How to complete this task
Images should be omitted while the rest of the data is duplicated exactly.

Data in this exercise
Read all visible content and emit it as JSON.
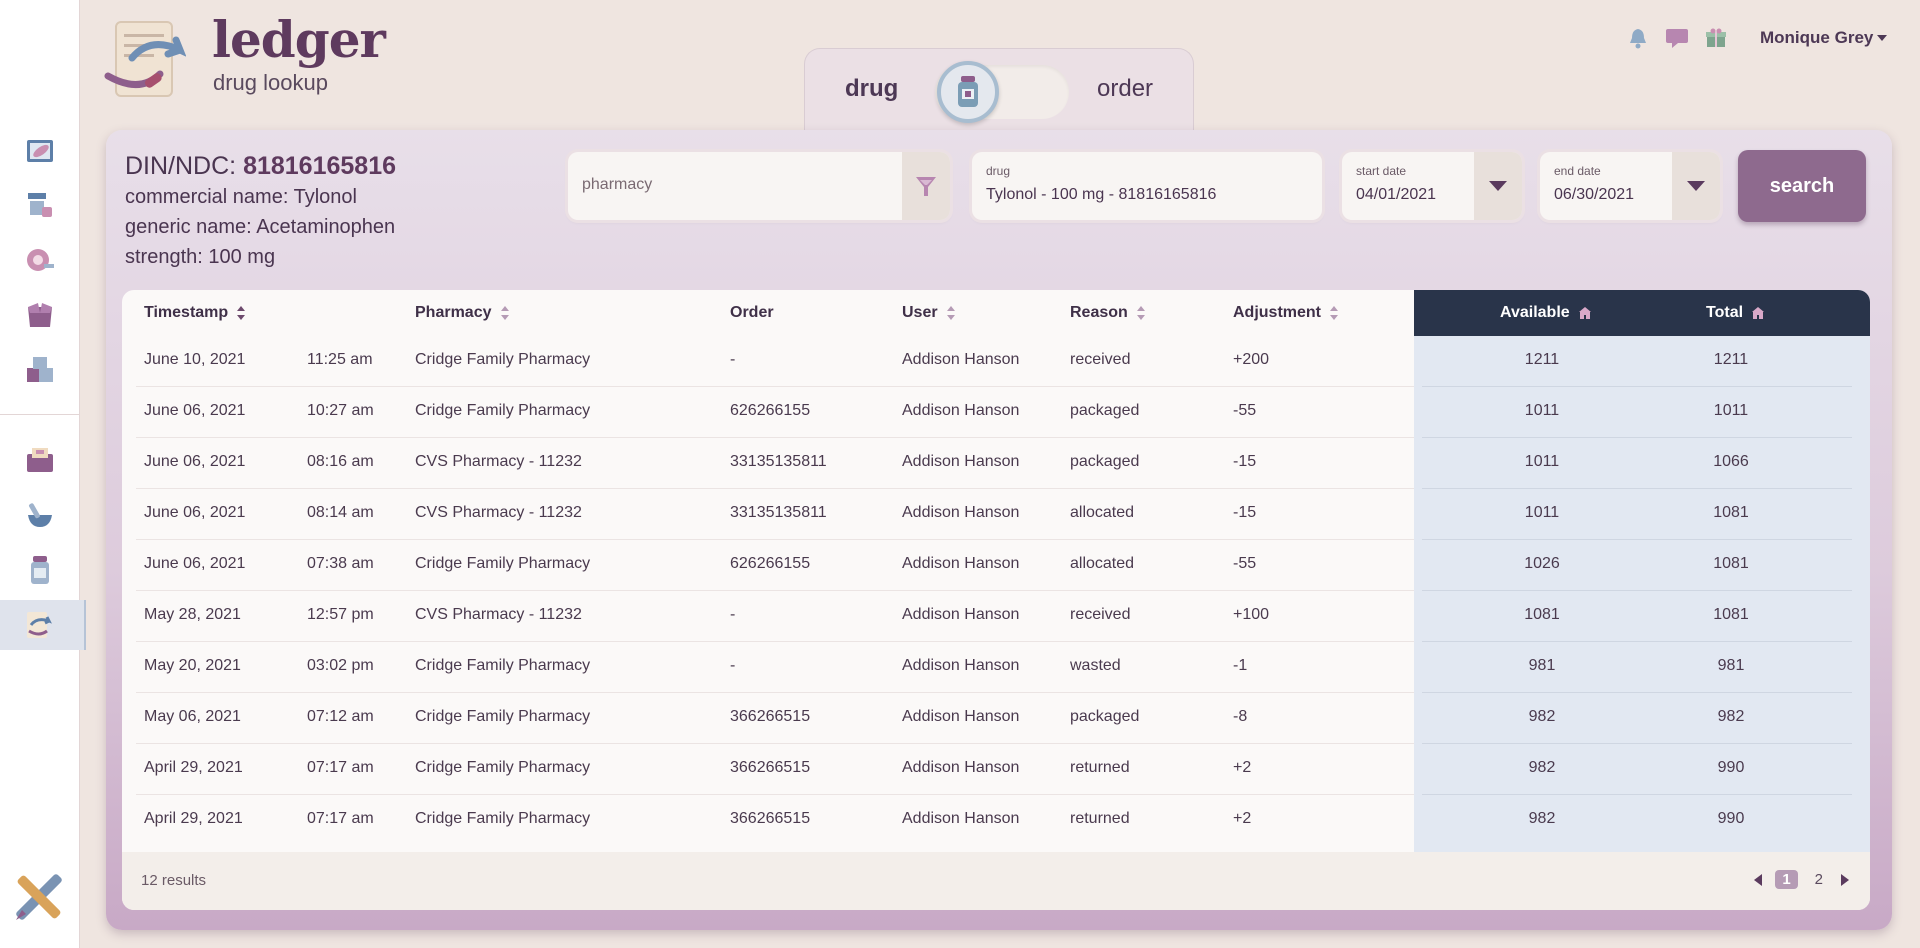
{
  "brand": {
    "title": "ledger",
    "subtitle": "drug lookup"
  },
  "mode_toggle": {
    "left_label": "drug",
    "right_label": "order",
    "active": "drug"
  },
  "header": {
    "user_name": "Monique Grey"
  },
  "sidebar": {
    "items": [
      {
        "icon": "pill-box-icon"
      },
      {
        "icon": "pharmacy-shelf-icon"
      },
      {
        "icon": "tape-roll-icon"
      },
      {
        "icon": "open-box-icon"
      },
      {
        "icon": "stacked-boxes-icon"
      },
      {
        "icon": "folder-pills-icon"
      },
      {
        "icon": "mortar-pestle-icon"
      },
      {
        "icon": "medicine-bottle-icon"
      },
      {
        "icon": "ledger-exchange-icon",
        "active": true
      }
    ]
  },
  "drug_info": {
    "din_label": "DIN/NDC: ",
    "din_value": "81816165816",
    "commercial_name": "commercial name: Tylonol",
    "generic_name": "generic name: Acetaminophen",
    "strength": "strength: 100 mg"
  },
  "filters": {
    "pharmacy_placeholder": "pharmacy",
    "drug_caption": "drug",
    "drug_value": "Tylonol - 100 mg - 81816165816",
    "start_caption": "start date",
    "start_value": "04/01/2021",
    "end_caption": "end date",
    "end_value": "06/30/2021",
    "search_label": "search"
  },
  "table": {
    "headers": {
      "timestamp": "Timestamp",
      "pharmacy": "Pharmacy",
      "order": "Order",
      "user": "User",
      "reason": "Reason",
      "adjustment": "Adjustment",
      "available": "Available",
      "total": "Total"
    },
    "rows": [
      {
        "date": "June 10, 2021",
        "time": "11:25 am",
        "pharmacy": "Cridge Family Pharmacy",
        "order": "-",
        "user": "Addison Hanson",
        "reason": "received",
        "adjustment": "+200",
        "available": "1211",
        "total": "1211"
      },
      {
        "date": "June 06, 2021",
        "time": "10:27 am",
        "pharmacy": "Cridge Family Pharmacy",
        "order": "626266155",
        "user": "Addison Hanson",
        "reason": "packaged",
        "adjustment": "-55",
        "available": "1011",
        "total": "1011"
      },
      {
        "date": "June 06, 2021",
        "time": "08:16 am",
        "pharmacy": "CVS Pharmacy - 11232",
        "order": "33135135811",
        "user": "Addison Hanson",
        "reason": "packaged",
        "adjustment": "-15",
        "available": "1011",
        "total": "1066"
      },
      {
        "date": "June 06, 2021",
        "time": "08:14 am",
        "pharmacy": "CVS Pharmacy - 11232",
        "order": "33135135811",
        "user": "Addison Hanson",
        "reason": "allocated",
        "adjustment": "-15",
        "available": "1011",
        "total": "1081"
      },
      {
        "date": "June 06, 2021",
        "time": "07:38 am",
        "pharmacy": "Cridge Family Pharmacy",
        "order": "626266155",
        "user": "Addison Hanson",
        "reason": "allocated",
        "adjustment": "-55",
        "available": "1026",
        "total": "1081"
      },
      {
        "date": "May 28, 2021",
        "time": "12:57 pm",
        "pharmacy": "CVS Pharmacy - 11232",
        "order": "-",
        "user": "Addison Hanson",
        "reason": "received",
        "adjustment": "+100",
        "available": "1081",
        "total": "1081"
      },
      {
        "date": "May 20, 2021",
        "time": "03:02 pm",
        "pharmacy": "Cridge Family Pharmacy",
        "order": "-",
        "user": "Addison Hanson",
        "reason": "wasted",
        "adjustment": "-1",
        "available": "981",
        "total": "981"
      },
      {
        "date": "May 06, 2021",
        "time": "07:12 am",
        "pharmacy": "Cridge Family Pharmacy",
        "order": "366266515",
        "user": "Addison Hanson",
        "reason": "packaged",
        "adjustment": "-8",
        "available": "982",
        "total": "982"
      },
      {
        "date": "April 29, 2021",
        "time": "07:17 am",
        "pharmacy": "Cridge Family Pharmacy",
        "order": "366266515",
        "user": "Addison Hanson",
        "reason": "returned",
        "adjustment": "+2",
        "available": "982",
        "total": "990"
      },
      {
        "date": "April 29, 2021",
        "time": "07:17 am",
        "pharmacy": "Cridge Family Pharmacy",
        "order": "366266515",
        "user": "Addison Hanson",
        "reason": "returned",
        "adjustment": "+2",
        "available": "982",
        "total": "990"
      }
    ]
  },
  "footer": {
    "results_text": "12 results",
    "pages": [
      "1",
      "2"
    ],
    "current_page": "1"
  },
  "colors": {
    "brand_purple": "#5e3a5e",
    "button_purple": "#8e6a8e",
    "dark_header": "#29344a",
    "right_panel": "#e2e8f2"
  }
}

Result for this exercise
Read all visible content and emit it as JSON.
{
  "brand": {
    "title": "ledger",
    "subtitle": "drug lookup"
  },
  "mode_toggle": {
    "left_label": "drug",
    "right_label": "order",
    "active": "drug"
  },
  "header": {
    "user_name": "Monique Grey"
  },
  "sidebar": {
    "items": [
      {
        "icon": "pill-box-icon"
      },
      {
        "icon": "pharmacy-shelf-icon"
      },
      {
        "icon": "tape-roll-icon"
      },
      {
        "icon": "open-box-icon"
      },
      {
        "icon": "stacked-boxes-icon"
      },
      {
        "icon": "folder-pills-icon"
      },
      {
        "icon": "mortar-pestle-icon"
      },
      {
        "icon": "medicine-bottle-icon"
      },
      {
        "icon": "ledger-exchange-icon",
        "active": true
      }
    ]
  },
  "drug_info": {
    "din_label": "DIN/NDC: ",
    "din_value": "81816165816",
    "commercial_name": "commercial name: Tylonol",
    "generic_name": "generic name: Acetaminophen",
    "strength": "strength: 100 mg"
  },
  "filters": {
    "pharmacy_placeholder": "pharmacy",
    "drug_caption": "drug",
    "drug_value": "Tylonol - 100 mg - 81816165816",
    "start_caption": "start date",
    "start_value": "04/01/2021",
    "end_caption": "end date",
    "end_value": "06/30/2021",
    "search_label": "search"
  },
  "table": {
    "headers": {
      "timestamp": "Timestamp",
      "pharmacy": "Pharmacy",
      "order": "Order",
      "user": "User",
      "reason": "Reason",
      "adjustment": "Adjustment",
      "available": "Available",
      "total": "Total"
    },
    "rows": [
      {
        "date": "June 10, 2021",
        "time": "11:25 am",
        "pharmacy": "Cridge Family Pharmacy",
        "order": "-",
        "user": "Addison Hanson",
        "reason": "received",
        "adjustment": "+200",
        "available": "1211",
        "total": "1211"
      },
      {
        "date": "June 06, 2021",
        "time": "10:27 am",
        "pharmacy": "Cridge Family Pharmacy",
        "order": "626266155",
        "user": "Addison Hanson",
        "reason": "packaged",
        "adjustment": "-55",
        "available": "1011",
        "total": "1011"
      },
      {
        "date": "June 06, 2021",
        "time": "08:16 am",
        "pharmacy": "CVS Pharmacy - 11232",
        "order": "33135135811",
        "user": "Addison Hanson",
        "reason": "packaged",
        "adjustment": "-15",
        "available": "1011",
        "total": "1066"
      },
      {
        "date": "June 06, 2021",
        "time": "08:14 am",
        "pharmacy": "CVS Pharmacy - 11232",
        "order": "33135135811",
        "user": "Addison Hanson",
        "reason": "allocated",
        "adjustment": "-15",
        "available": "1011",
        "total": "1081"
      },
      {
        "date": "June 06, 2021",
        "time": "07:38 am",
        "pharmacy": "Cridge Family Pharmacy",
        "order": "626266155",
        "user": "Addison Hanson",
        "reason": "allocated",
        "adjustment": "-55",
        "available": "1026",
        "total": "1081"
      },
      {
        "date": "May 28, 2021",
        "time": "12:57 pm",
        "pharmacy": "CVS Pharmacy - 11232",
        "order": "-",
        "user": "Addison Hanson",
        "reason": "received",
        "adjustment": "+100",
        "available": "1081",
        "total": "1081"
      },
      {
        "date": "May 20, 2021",
        "time": "03:02 pm",
        "pharmacy": "Cridge Family Pharmacy",
        "order": "-",
        "user": "Addison Hanson",
        "reason": "wasted",
        "adjustment": "-1",
        "available": "981",
        "total": "981"
      },
      {
        "date": "May 06, 2021",
        "time": "07:12 am",
        "pharmacy": "Cridge Family Pharmacy",
        "order": "366266515",
        "user": "Addison Hanson",
        "reason": "packaged",
        "adjustment": "-8",
        "available": "982",
        "total": "982"
      },
      {
        "date": "April 29, 2021",
        "time": "07:17 am",
        "pharmacy": "Cridge Family Pharmacy",
        "order": "366266515",
        "user": "Addison Hanson",
        "reason": "returned",
        "adjustment": "+2",
        "available": "982",
        "total": "990"
      },
      {
        "date": "April 29, 2021",
        "time": "07:17 am",
        "pharmacy": "Cridge Family Pharmacy",
        "order": "366266515",
        "user": "Addison Hanson",
        "reason": "returned",
        "adjustment": "+2",
        "available": "982",
        "total": "990"
      }
    ]
  },
  "footer": {
    "results_text": "12 results",
    "pages": [
      "1",
      "2"
    ],
    "current_page": "1"
  },
  "colors": {
    "brand_purple": "#5e3a5e",
    "button_purple": "#8e6a8e",
    "dark_header": "#29344a",
    "right_panel": "#e2e8f2"
  }
}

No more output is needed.